[Start of Attachment]

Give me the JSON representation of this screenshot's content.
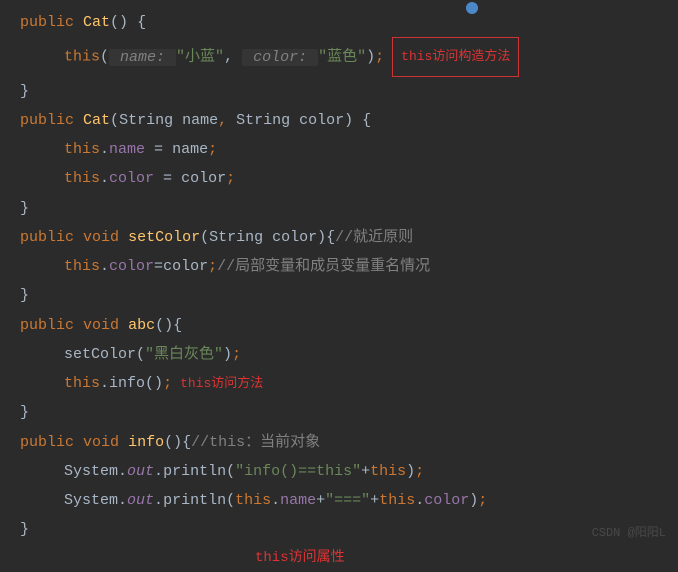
{
  "code": {
    "line1": {
      "kw1": "public",
      "type": "Cat",
      "paren": "()",
      "sp": " ",
      "brace": "{"
    },
    "line2": {
      "kw": "this",
      "p1": "(",
      "hint1": " name: ",
      "s1": "\"小蓝\"",
      "comma": ", ",
      "hint2": " color: ",
      "s2": "\"蓝色\"",
      "p2": ")",
      "semi": ";"
    },
    "line2_note_box": "this访问构造方法",
    "line3": {
      "brace": "}"
    },
    "line4": {
      "kw1": "public",
      "type": "Cat",
      "p1": "(",
      "ptype1": "String ",
      "pname1": "name",
      "comma": ", ",
      "ptype2": "String ",
      "pname2": "color",
      "p2": ")",
      "sp": " ",
      "brace": "{"
    },
    "line5": {
      "kw": "this",
      "dot": ".",
      "field": "name",
      "eq": " = ",
      "var": "name",
      "semi": ";"
    },
    "line6": {
      "kw": "this",
      "dot": ".",
      "field": "color",
      "eq": " = ",
      "var": "color",
      "semi": ";"
    },
    "line7": {
      "brace": "}"
    },
    "line8": {
      "kw1": "public",
      "kw2": "void",
      "method": "setColor",
      "p1": "(",
      "ptype": "String ",
      "pname": "color",
      "p2": ")",
      "brace": "{",
      "comment": "//就近原则"
    },
    "line9": {
      "kw": "this",
      "dot": ".",
      "field": "color",
      "eq": "=",
      "var": "color",
      "semi": ";",
      "comment": "//局部变量和成员变量重名情况"
    },
    "line10": {
      "brace": "}"
    },
    "line11": {
      "kw1": "public",
      "kw2": "void",
      "method": "abc",
      "paren": "()",
      "brace": "{"
    },
    "line12": {
      "method": "setColor",
      "p1": "(",
      "s": "\"黑白灰色\"",
      "p2": ")",
      "semi": ";"
    },
    "line13": {
      "kw": "this",
      "dot": ".",
      "method": "info",
      "paren": "()",
      "semi": ";"
    },
    "line13_note": "this访问方法",
    "line14": {
      "brace": "}"
    },
    "line15": {
      "kw1": "public",
      "kw2": "void",
      "method": "info",
      "paren": "()",
      "brace": "{",
      "comment": "//this：当前对象"
    },
    "line16": {
      "cls": "System",
      "dot1": ".",
      "out": "out",
      "dot2": ".",
      "method": "println",
      "p1": "(",
      "s1": "\"info()==this\"",
      "plus": "+",
      "kw": "this",
      "p2": ")",
      "semi": ";"
    },
    "line17": {
      "cls": "System",
      "dot1": ".",
      "out": "out",
      "dot2": ".",
      "method": "println",
      "p1": "(",
      "kw1": "this",
      "d1": ".",
      "f1": "name",
      "plus1": "+",
      "s": "\"===\"",
      "plus2": "+",
      "kw2": "this",
      "d2": ".",
      "f2": "color",
      "p2": ")",
      "semi": ";"
    },
    "line18": {
      "brace": "}"
    },
    "note_standalone": "this访问属性"
  },
  "watermark": "CSDN @阳阳L"
}
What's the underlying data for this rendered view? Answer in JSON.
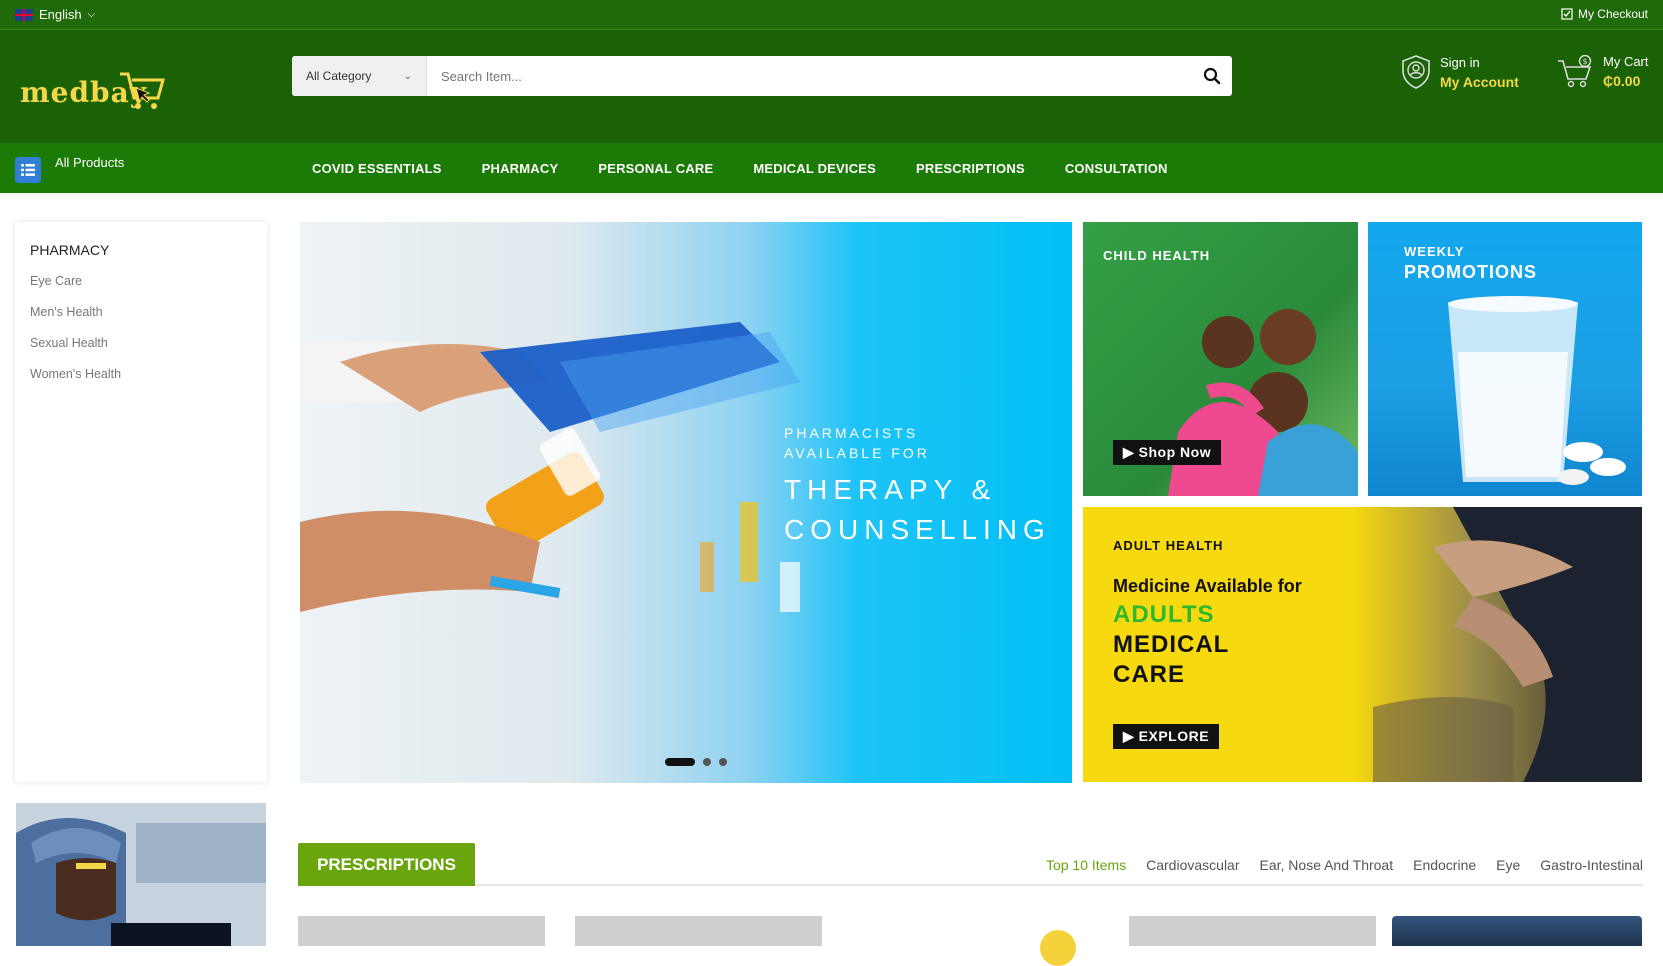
{
  "topbar": {
    "language": "English",
    "checkout": "My Checkout"
  },
  "header": {
    "logo": "medbay",
    "search_category": "All Category",
    "search_placeholder": "Search Item...",
    "signin": "Sign in",
    "account": "My Account",
    "cart_label": "My Cart",
    "cart_total": "₵0.00"
  },
  "nav": {
    "all_products": "All Products",
    "items": [
      "COVID ESSENTIALS",
      "PHARMACY",
      "PERSONAL CARE",
      "MEDICAL DEVICES",
      "PRESCRIPTIONS",
      "CONSULTATION"
    ]
  },
  "sidebar": {
    "heading": "PHARMACY",
    "items": [
      "Eye Care",
      "Men's Health",
      "Sexual Health",
      "Women's Health"
    ]
  },
  "hero": {
    "caption_small_1": "PHARMACISTS",
    "caption_small_2": "AVAILABLE FOR",
    "caption_big_1": "THERAPY &",
    "caption_big_2": "COUNSELLING",
    "slides": 3,
    "active_slide": 1
  },
  "banners": {
    "child": {
      "title": "CHILD HEALTH",
      "button": "Shop Now"
    },
    "weekly": {
      "line1": "WEEKLY",
      "line2": "PROMOTIONS"
    },
    "adult": {
      "title": "ADULT HEALTH",
      "line1": "Medicine Available for",
      "line2": "ADULTS",
      "line3": "MEDICAL",
      "line4": "CARE",
      "button": "EXPLORE"
    }
  },
  "prescriptions": {
    "title": "PRESCRIPTIONS",
    "tabs": [
      "Top 10 Items",
      "Cardiovascular",
      "Ear, Nose And Throat",
      "Endocrine",
      "Eye",
      "Gastro-Intestinal"
    ],
    "active_tab": "Top 10 Items"
  },
  "colors": {
    "brand_dark": "#1a6205",
    "nav": "#1c7a07",
    "accent_yellow": "#f5d84a",
    "section_green": "#6ba50e"
  }
}
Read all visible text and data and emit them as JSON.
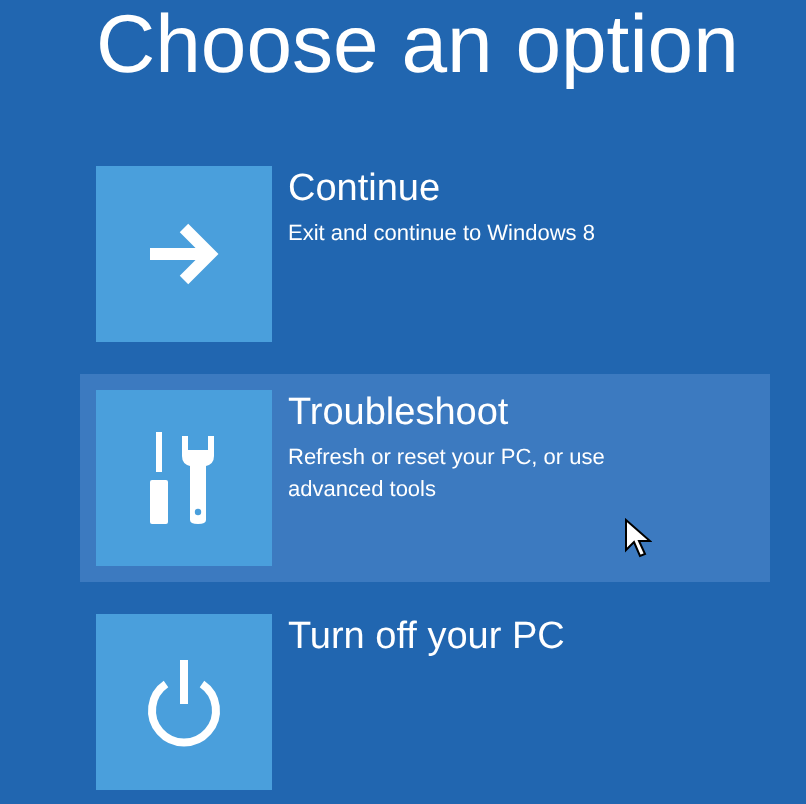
{
  "title": "Choose an option",
  "options": [
    {
      "label": "Continue",
      "description": "Exit and continue to Windows 8",
      "highlighted": false
    },
    {
      "label": "Troubleshoot",
      "description": "Refresh or reset your PC, or use advanced tools",
      "highlighted": true
    },
    {
      "label": "Turn off your PC",
      "highlighted": false
    }
  ]
}
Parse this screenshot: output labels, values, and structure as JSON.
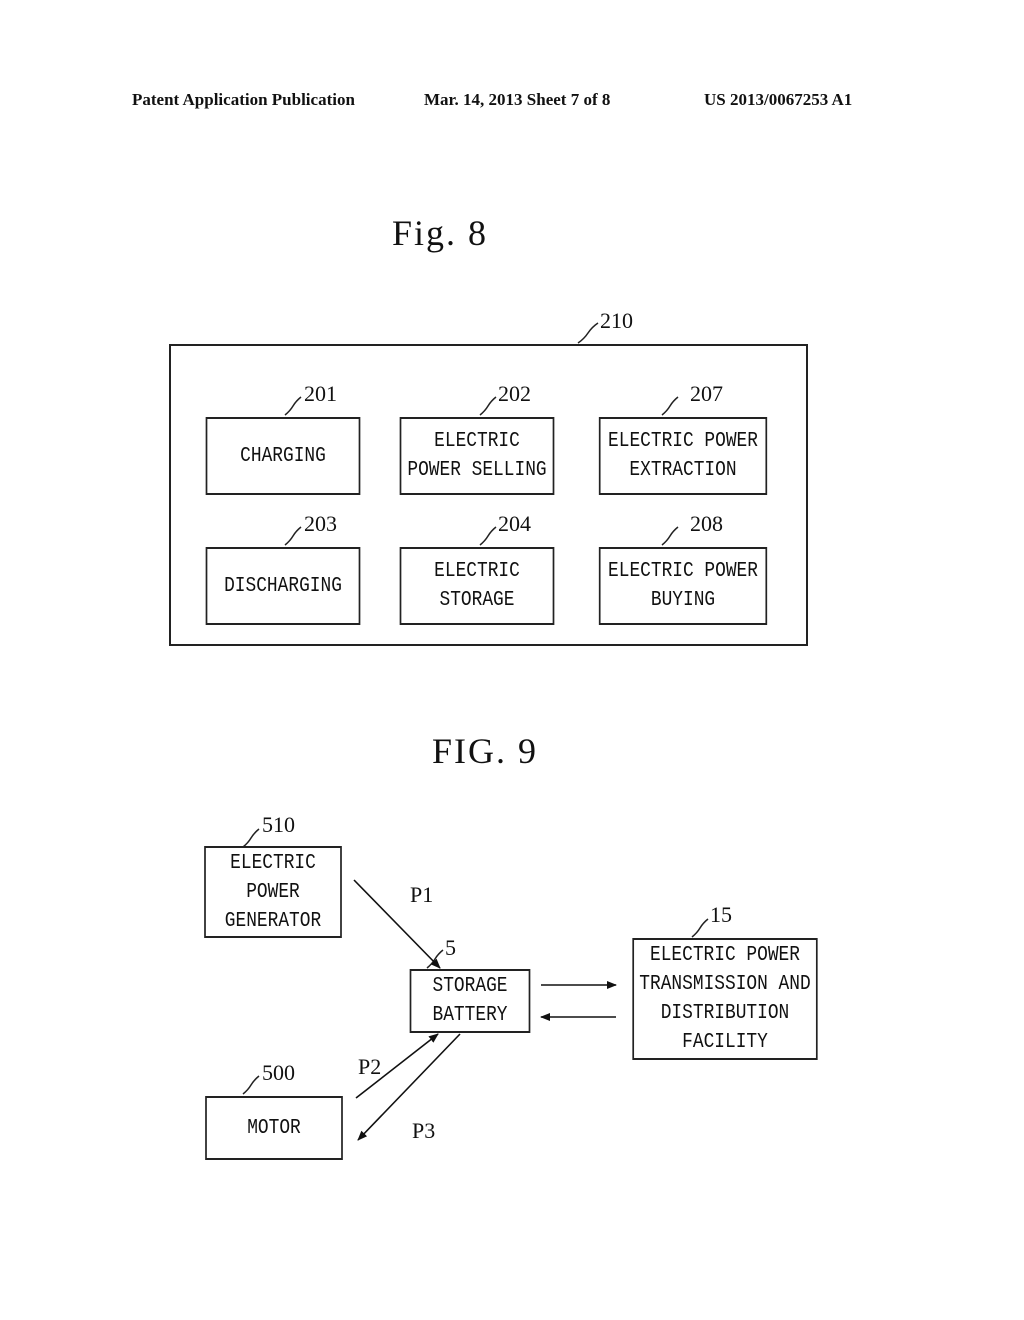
{
  "header": {
    "left": "Patent Application Publication",
    "center": "Mar. 14, 2013  Sheet 7 of 8",
    "right": "US 2013/0067253 A1"
  },
  "fig8": {
    "title": "Fig. 8",
    "container_ref": "210",
    "blocks": [
      {
        "ref": "201",
        "label": "CHARGING"
      },
      {
        "ref": "202",
        "label": "ELECTRIC\nPOWER SELLING"
      },
      {
        "ref": "207",
        "label": "ELECTRIC POWER\nEXTRACTION"
      },
      {
        "ref": "203",
        "label": "DISCHARGING"
      },
      {
        "ref": "204",
        "label": "ELECTRIC\nSTORAGE"
      },
      {
        "ref": "208",
        "label": "ELECTRIC POWER\nBUYING"
      }
    ]
  },
  "fig9": {
    "title": "FIG. 9",
    "nodes": {
      "generator": {
        "ref": "510",
        "label": "ELECTRIC\nPOWER\nGENERATOR"
      },
      "battery": {
        "ref": "5",
        "label": "STORAGE\nBATTERY"
      },
      "facility": {
        "ref": "15",
        "label": "ELECTRIC POWER\nTRANSMISSION AND\nDISTRIBUTION\nFACILITY"
      },
      "motor": {
        "ref": "500",
        "label": "MOTOR"
      }
    },
    "edges": [
      {
        "from": "generator",
        "to": "battery",
        "label": "P1"
      },
      {
        "from": "motor",
        "to": "battery",
        "label": "P2"
      },
      {
        "from": "battery",
        "to": "motor",
        "label": "P3"
      },
      {
        "from": "battery",
        "to": "facility",
        "label": ""
      },
      {
        "from": "facility",
        "to": "battery",
        "label": ""
      }
    ]
  }
}
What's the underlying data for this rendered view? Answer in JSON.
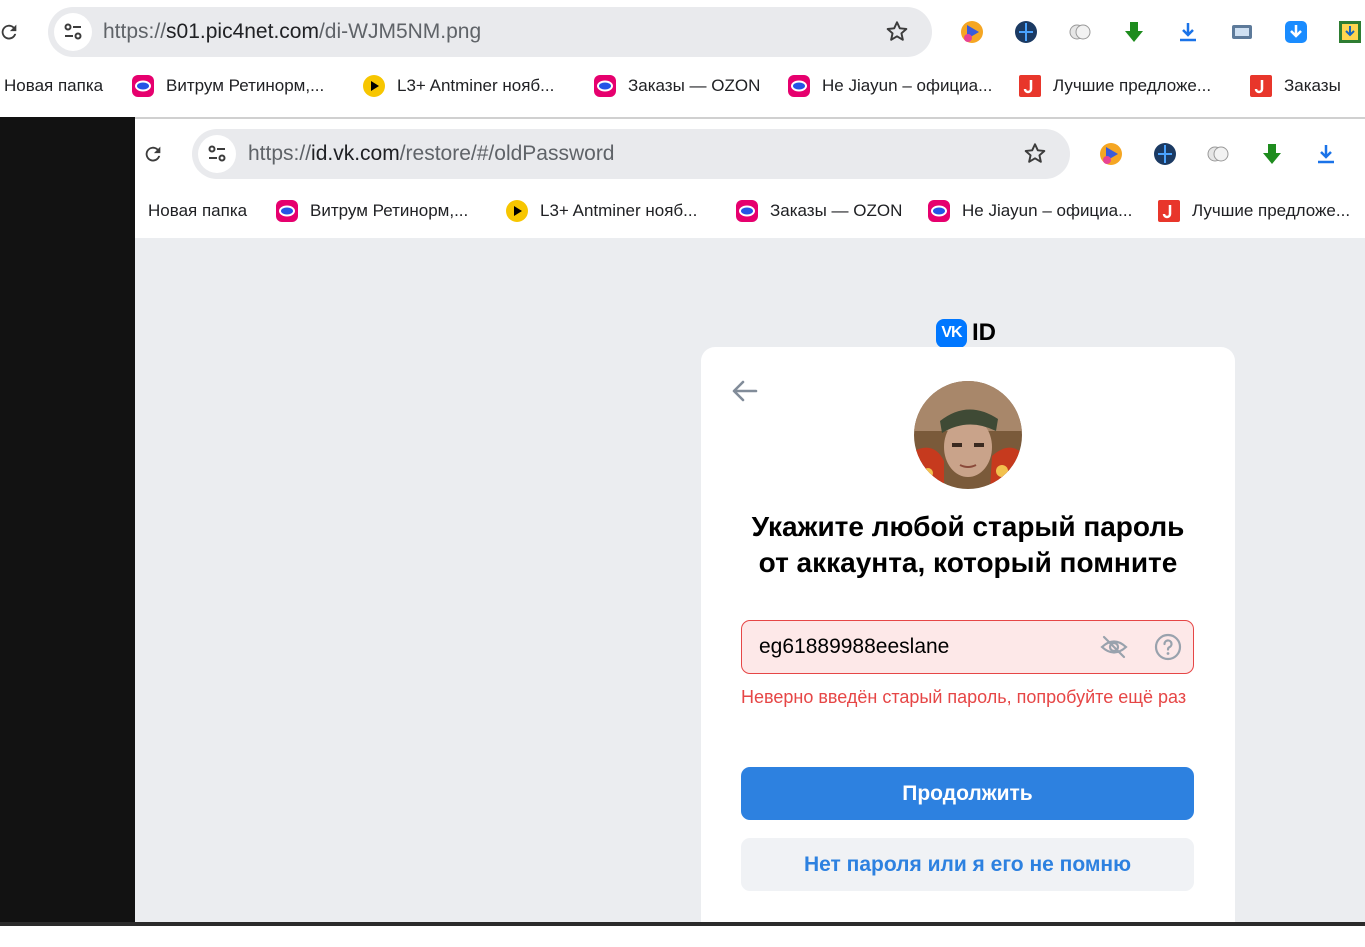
{
  "outer_browser": {
    "url_scheme": "https://",
    "url_host": "s01.pic4net.com",
    "url_path": "/di-WJM5NM.png",
    "bookmarks": [
      {
        "label": "Новая папка",
        "icon": "folder-icon"
      },
      {
        "label": "Витрум Ретинорм,...",
        "icon": "ozon-icon"
      },
      {
        "label": "L3+ Antminer нояб...",
        "icon": "play-icon"
      },
      {
        "label": "Заказы — OZON",
        "icon": "ozon-icon"
      },
      {
        "label": "He Jiayun – официа...",
        "icon": "ozon-icon"
      },
      {
        "label": "Лучшие предложе...",
        "icon": "red-j-icon"
      },
      {
        "label": "Заказы",
        "icon": "red-j-icon"
      }
    ]
  },
  "inner_browser": {
    "url_scheme": "https://",
    "url_host": "id.vk.com",
    "url_path": "/restore/#/oldPassword",
    "bookmarks": [
      {
        "label": "Новая папка",
        "icon": "folder-icon"
      },
      {
        "label": "Витрум Ретинорм,...",
        "icon": "ozon-icon"
      },
      {
        "label": "L3+ Antminer нояб...",
        "icon": "play-icon"
      },
      {
        "label": "Заказы — OZON",
        "icon": "ozon-icon"
      },
      {
        "label": "He Jiayun – официа...",
        "icon": "ozon-icon"
      },
      {
        "label": "Лучшие предложе...",
        "icon": "red-j-icon"
      }
    ]
  },
  "vk_page": {
    "logo_text": "ID",
    "heading_line1": "Укажите любой старый пароль",
    "heading_line2": "от аккаунта, который помните",
    "password_value": "eg61889988eeslane",
    "error_message": "Неверно введён старый пароль, попробуйте ещё раз",
    "continue_label": "Продолжить",
    "forgot_label": "Нет пароля или я его не помню"
  },
  "colors": {
    "vk_blue": "#0077ff",
    "button_blue": "#2d81e0",
    "error_red": "#e64646",
    "page_bg": "#ebedf0"
  }
}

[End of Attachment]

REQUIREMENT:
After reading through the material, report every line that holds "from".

RESPONSE AREA:
        "from": "generator",
        "from": "motor",
        "from": "battery",
        "from": "battery",
        "from": "facility",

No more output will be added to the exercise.